*** STUDY MATERIAL ***

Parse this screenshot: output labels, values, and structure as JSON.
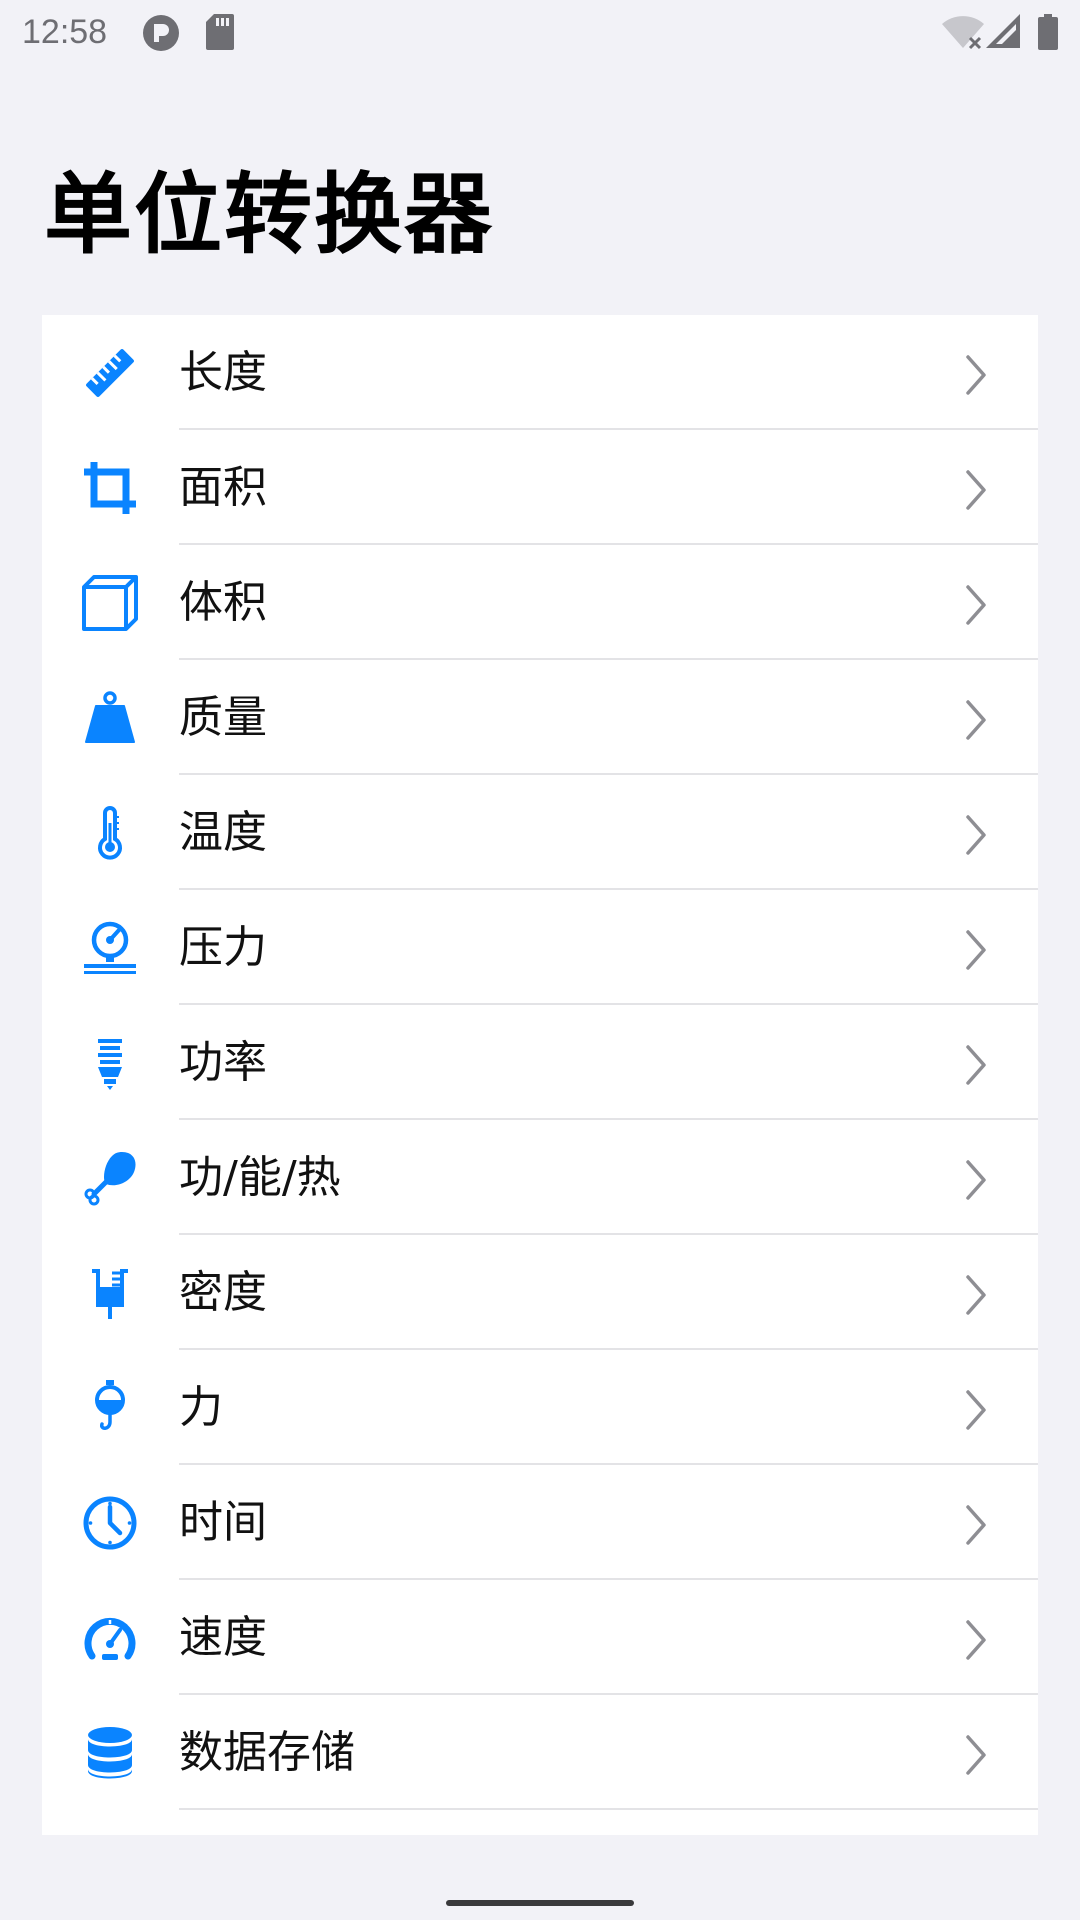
{
  "status_bar": {
    "time": "12:58",
    "icons": [
      "app-notification-icon",
      "sd-card-icon",
      "wifi-off-icon",
      "cellular-signal-icon",
      "battery-icon"
    ]
  },
  "page": {
    "title": "单位转换器"
  },
  "colors": {
    "accent": "#0a84ff",
    "background": "#f2f2f7",
    "card": "#ffffff",
    "divider": "#e3e3e6",
    "chevron": "#8e8e93"
  },
  "items": [
    {
      "label": "长度",
      "icon": "ruler-icon"
    },
    {
      "label": "面积",
      "icon": "crop-icon"
    },
    {
      "label": "体积",
      "icon": "cube-icon"
    },
    {
      "label": "质量",
      "icon": "weight-icon"
    },
    {
      "label": "温度",
      "icon": "thermometer-icon"
    },
    {
      "label": "压力",
      "icon": "pressure-gauge-icon"
    },
    {
      "label": "功率",
      "icon": "lightbulb-icon"
    },
    {
      "label": "功/能/热",
      "icon": "drumstick-icon"
    },
    {
      "label": "密度",
      "icon": "beaker-icon"
    },
    {
      "label": "力",
      "icon": "spring-scale-icon"
    },
    {
      "label": "时间",
      "icon": "clock-icon"
    },
    {
      "label": "速度",
      "icon": "speedometer-icon"
    },
    {
      "label": "数据存储",
      "icon": "database-icon"
    }
  ]
}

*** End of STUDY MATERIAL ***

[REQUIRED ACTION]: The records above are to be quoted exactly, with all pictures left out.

[WRITTEN ANSWER]:
Parse this screenshot: output labels, values, and structure as JSON.
{
  "status_bar": {
    "time": "12:58",
    "icons": [
      "app-notification-icon",
      "sd-card-icon",
      "wifi-off-icon",
      "cellular-signal-icon",
      "battery-icon"
    ]
  },
  "page": {
    "title": "单位转换器"
  },
  "colors": {
    "accent": "#0a84ff",
    "background": "#f2f2f7",
    "card": "#ffffff",
    "divider": "#e3e3e6",
    "chevron": "#8e8e93"
  },
  "items": [
    {
      "label": "长度",
      "icon": "ruler-icon"
    },
    {
      "label": "面积",
      "icon": "crop-icon"
    },
    {
      "label": "体积",
      "icon": "cube-icon"
    },
    {
      "label": "质量",
      "icon": "weight-icon"
    },
    {
      "label": "温度",
      "icon": "thermometer-icon"
    },
    {
      "label": "压力",
      "icon": "pressure-gauge-icon"
    },
    {
      "label": "功率",
      "icon": "lightbulb-icon"
    },
    {
      "label": "功/能/热",
      "icon": "drumstick-icon"
    },
    {
      "label": "密度",
      "icon": "beaker-icon"
    },
    {
      "label": "力",
      "icon": "spring-scale-icon"
    },
    {
      "label": "时间",
      "icon": "clock-icon"
    },
    {
      "label": "速度",
      "icon": "speedometer-icon"
    },
    {
      "label": "数据存储",
      "icon": "database-icon"
    }
  ]
}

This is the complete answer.